Content starts

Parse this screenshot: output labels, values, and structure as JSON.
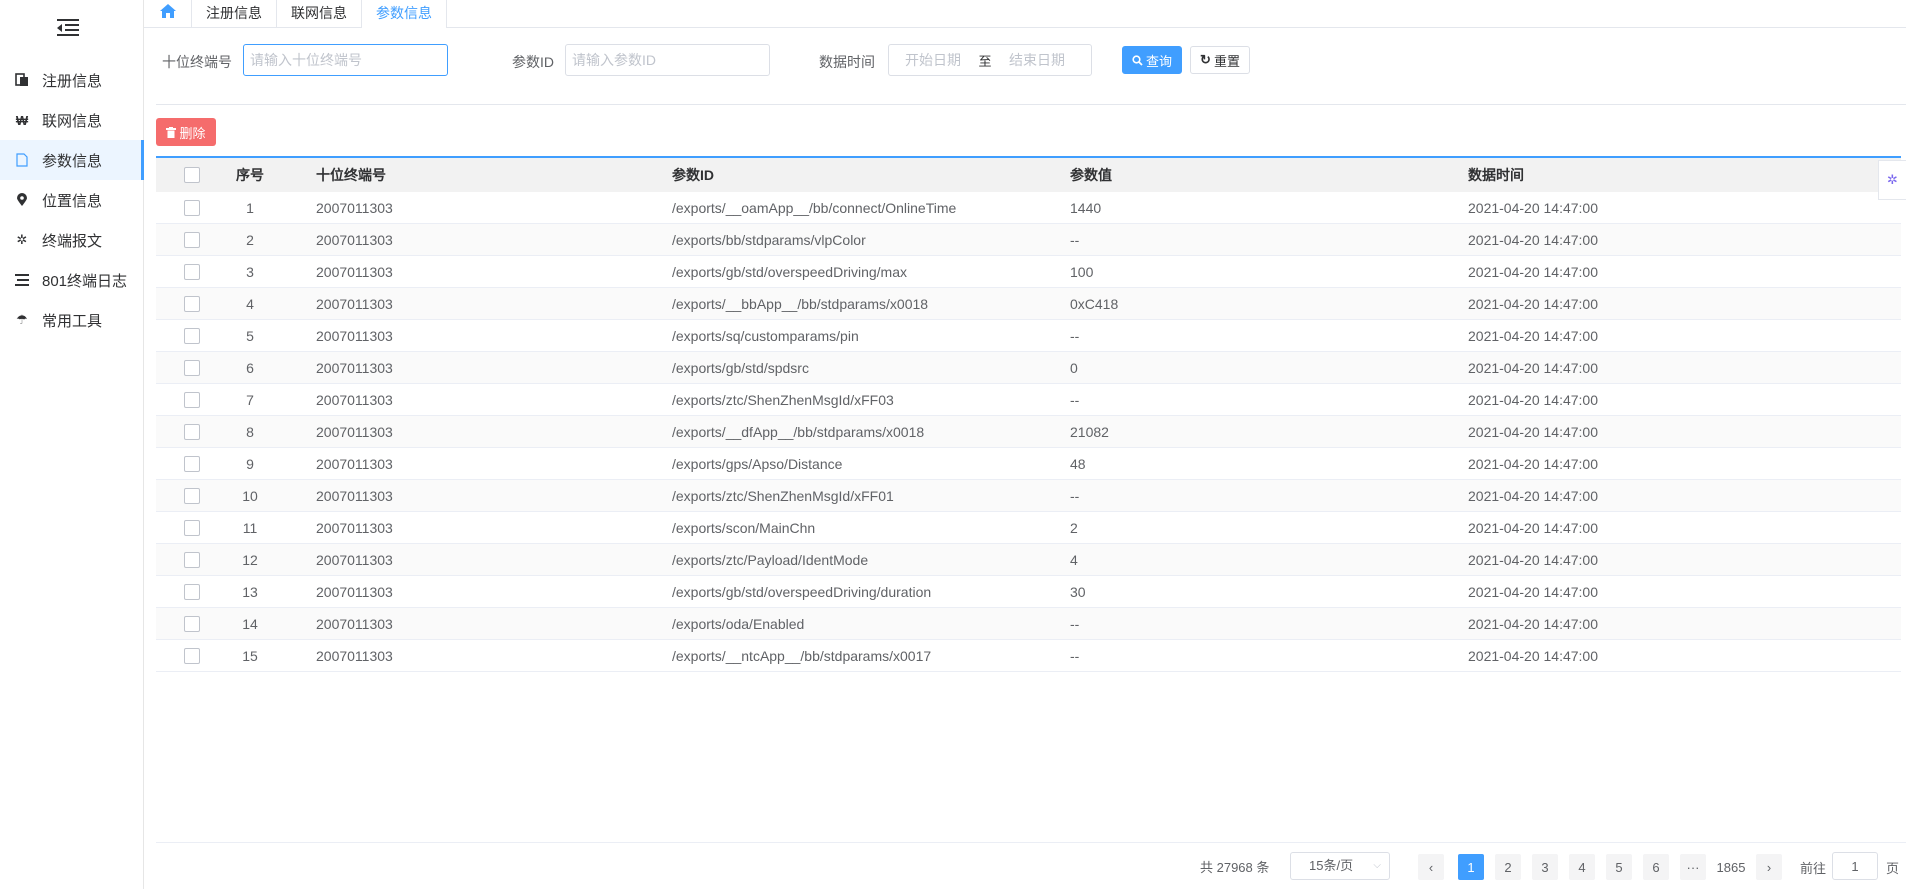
{
  "sidebar": {
    "items": [
      {
        "label": "注册信息",
        "icon": "clipboard-icon"
      },
      {
        "label": "联网信息",
        "icon": "won-icon"
      },
      {
        "label": "参数信息",
        "icon": "document-icon",
        "active": true
      },
      {
        "label": "位置信息",
        "icon": "map-pin-icon"
      },
      {
        "label": "终端报文",
        "icon": "gear-icon"
      },
      {
        "label": "801终端日志",
        "icon": "list-icon"
      },
      {
        "label": "常用工具",
        "icon": "umbrella-icon"
      }
    ]
  },
  "tabs": [
    {
      "label": "注册信息"
    },
    {
      "label": "联网信息"
    },
    {
      "label": "参数信息",
      "active": true
    }
  ],
  "search": {
    "terminal_label": "十位终端号",
    "terminal_placeholder": "请输入十位终端号",
    "param_label": "参数ID",
    "param_placeholder": "请输入参数ID",
    "time_label": "数据时间",
    "start_placeholder": "开始日期",
    "range_sep": "至",
    "end_placeholder": "结束日期",
    "query_label": "查询",
    "reset_label": "重置"
  },
  "toolbar": {
    "delete_label": "删除"
  },
  "table": {
    "headers": {
      "no": "序号",
      "terminal": "十位终端号",
      "param_id": "参数ID",
      "value": "参数值",
      "time": "数据时间"
    },
    "rows": [
      {
        "no": "1",
        "terminal": "2007011303",
        "param_id": "/exports/__oamApp__/bb/connect/OnlineTime",
        "value": "1440",
        "time": "2021-04-20 14:47:00"
      },
      {
        "no": "2",
        "terminal": "2007011303",
        "param_id": "/exports/bb/stdparams/vlpColor",
        "value": "--",
        "time": "2021-04-20 14:47:00"
      },
      {
        "no": "3",
        "terminal": "2007011303",
        "param_id": "/exports/gb/std/overspeedDriving/max",
        "value": "100",
        "time": "2021-04-20 14:47:00"
      },
      {
        "no": "4",
        "terminal": "2007011303",
        "param_id": "/exports/__bbApp__/bb/stdparams/x0018",
        "value": "0xC418",
        "time": "2021-04-20 14:47:00"
      },
      {
        "no": "5",
        "terminal": "2007011303",
        "param_id": "/exports/sq/customparams/pin",
        "value": "--",
        "time": "2021-04-20 14:47:00"
      },
      {
        "no": "6",
        "terminal": "2007011303",
        "param_id": "/exports/gb/std/spdsrc",
        "value": "0",
        "time": "2021-04-20 14:47:00"
      },
      {
        "no": "7",
        "terminal": "2007011303",
        "param_id": "/exports/ztc/ShenZhenMsgId/xFF03",
        "value": "--",
        "time": "2021-04-20 14:47:00"
      },
      {
        "no": "8",
        "terminal": "2007011303",
        "param_id": "/exports/__dfApp__/bb/stdparams/x0018",
        "value": "21082",
        "time": "2021-04-20 14:47:00"
      },
      {
        "no": "9",
        "terminal": "2007011303",
        "param_id": "/exports/gps/Apso/Distance",
        "value": "48",
        "time": "2021-04-20 14:47:00"
      },
      {
        "no": "10",
        "terminal": "2007011303",
        "param_id": "/exports/ztc/ShenZhenMsgId/xFF01",
        "value": "--",
        "time": "2021-04-20 14:47:00"
      },
      {
        "no": "11",
        "terminal": "2007011303",
        "param_id": "/exports/scon/MainChn",
        "value": "2",
        "time": "2021-04-20 14:47:00"
      },
      {
        "no": "12",
        "terminal": "2007011303",
        "param_id": "/exports/ztc/Payload/IdentMode",
        "value": "4",
        "time": "2021-04-20 14:47:00"
      },
      {
        "no": "13",
        "terminal": "2007011303",
        "param_id": "/exports/gb/std/overspeedDriving/duration",
        "value": "30",
        "time": "2021-04-20 14:47:00"
      },
      {
        "no": "14",
        "terminal": "2007011303",
        "param_id": "/exports/oda/Enabled",
        "value": "--",
        "time": "2021-04-20 14:47:00"
      },
      {
        "no": "15",
        "terminal": "2007011303",
        "param_id": "/exports/__ntcApp__/bb/stdparams/x0017",
        "value": "--",
        "time": "2021-04-20 14:47:00"
      }
    ]
  },
  "pagination": {
    "total_text": "共 27968 条",
    "page_size": "15条/页",
    "pages": [
      "1",
      "2",
      "3",
      "4",
      "5",
      "6"
    ],
    "more": "···",
    "last_page": "1865",
    "current": "1",
    "goto_prefix": "前往",
    "goto_value": "1",
    "goto_suffix": "页"
  },
  "colors": {
    "accent": "#409eff",
    "danger": "#f56c6c"
  }
}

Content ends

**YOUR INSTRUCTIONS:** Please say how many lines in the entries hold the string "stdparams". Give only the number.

**RESULT OF THIS TASK:** 4